  2. Through His Poetry Wilfred Owen Wished to Convey, to the General Public, the Pity ...

    "Dulce et Decorum Est" expresses feelings of anger and bitterness. "Bent double, like old beggars under sacks, "Knock-kneed, coughing like hags, we curses through sludge" The first two lines are a bitter, scathing attack at the thoughts of the people in Britain who had been taken in by the propaganda machine.

  1. Anthem for Doomed Youth - Analysis

    such as the words gently and whispering which reinforce the calm and hopeful atmosphere that dominates these lines. Always it woke him, even in France, Until this morning and this snow. These two lines quickly change the atmosphere. The presence of snow shows that it's suddenly winter, in cold contrast

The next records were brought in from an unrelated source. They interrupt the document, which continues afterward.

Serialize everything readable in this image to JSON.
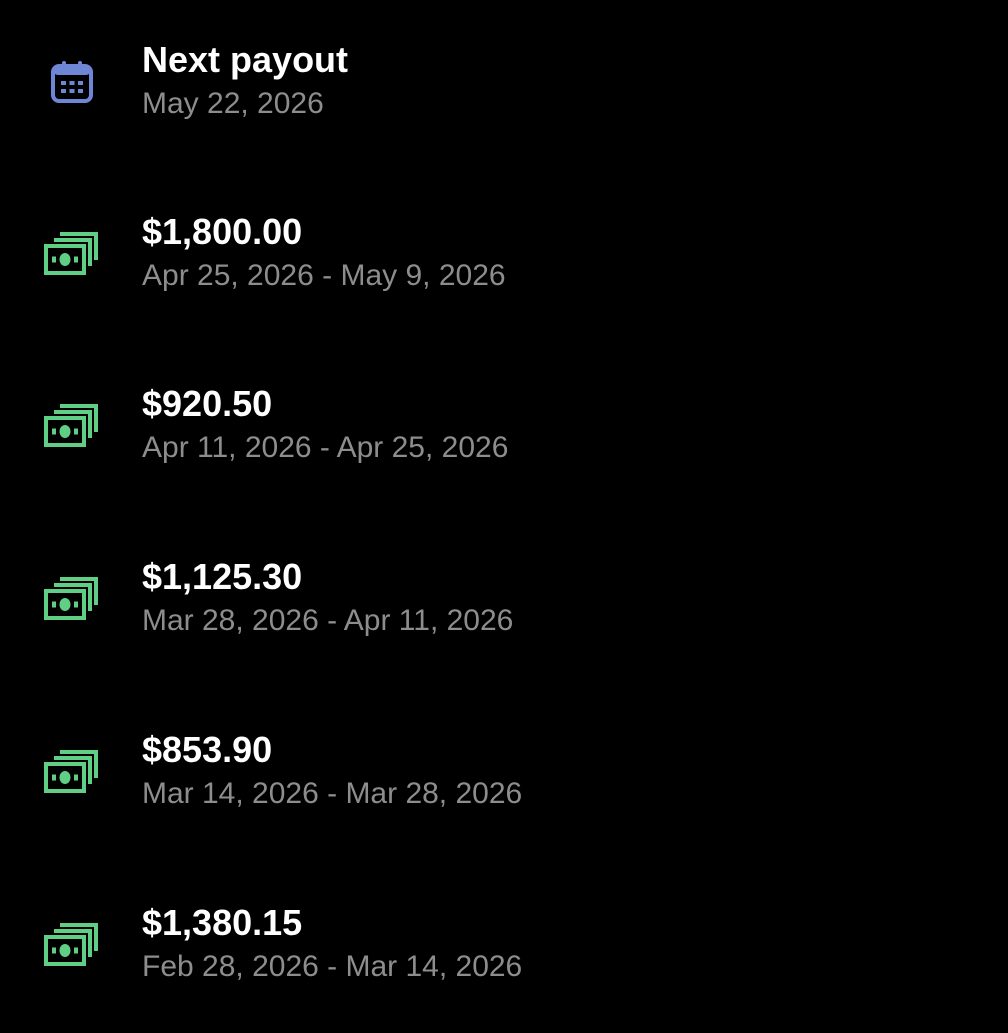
{
  "next_payout": {
    "title": "Next payout",
    "date": "May 22, 2026",
    "icon": "calendar-icon",
    "icon_color": "#6f86d6"
  },
  "payouts": [
    {
      "amount": "$1,800.00",
      "period": "Apr 25, 2026 - May 9, 2026",
      "icon": "money-stack-icon"
    },
    {
      "amount": "$920.50",
      "period": "Apr 11, 2026 - Apr 25, 2026",
      "icon": "money-stack-icon"
    },
    {
      "amount": "$1,125.30",
      "period": "Mar 28, 2026 - Apr 11, 2026",
      "icon": "money-stack-icon"
    },
    {
      "amount": "$853.90",
      "period": "Mar 14, 2026 - Mar 28, 2026",
      "icon": "money-stack-icon"
    },
    {
      "amount": "$1,380.15",
      "period": "Feb 28, 2026 - Mar 14, 2026",
      "icon": "money-stack-icon"
    }
  ],
  "colors": {
    "background": "#000000",
    "title": "#ffffff",
    "subtitle": "#8d8d8d",
    "money_icon": "#5fcf86",
    "calendar_icon": "#6f86d6"
  }
}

  2. MY ANALYSIS OF ANTHEM FOR DOOMED YOUTH

    It creates a very piercing sound and is a harsh word. The word 'demented' is used to describe the shells. This conjures up the image that the shells are going crazy. It could also imply that the sound the shells made was frightening to hear.

  1. Anthem For Doomed Youth Essay

    The adjectives used in the first stanza are very dark and depressing, for example "monstrous", which give the first stanza overall a very depressing feel. As well as the anger shown, the first stanza contains many allusions that Owen is not happy with the attitudes of the public towards soldiers, despite appearing to think little of them himself at first.

  2. Trace the history of 'the old lie with particular reference to the poetry of ...

    It is used to show that these men who are 'cannon fodder' are worthless and are bred to die, like cattle. It is an effective metaphor and enforces the fact that these men are insignificant, their lives unimportant and they meaninglessly died for their country.

  1. Wilfred Owen - "The old Lie"

    are portrayed using many different poetic techniques. The comparison of death on the battlefield and a Victorian funeral are composed through metaphors In the first stanza of this poem, imagery as well as sound are used to great effect in painting a picture of death on the battlefield An example of this would be, "The shrill, demented

  2. The poem Anthem for doomed youth by Wilfred Owen is based on the massacre ...

    The first line of the stanza itself is a rhetorical question, where Owen questions the death of soldiers. The death of the soldiers is metaphorically compared to that of ?cattle?, which shows that how the cattle is slaughtered in the same way huge numbers of soldiers are made to fight in battles and sacrifice their lives.

  • Over 160,000 pieces
    of student written work
  • Annotated by
    experienced teachers
  • Ideas and feedback to
    improve your own work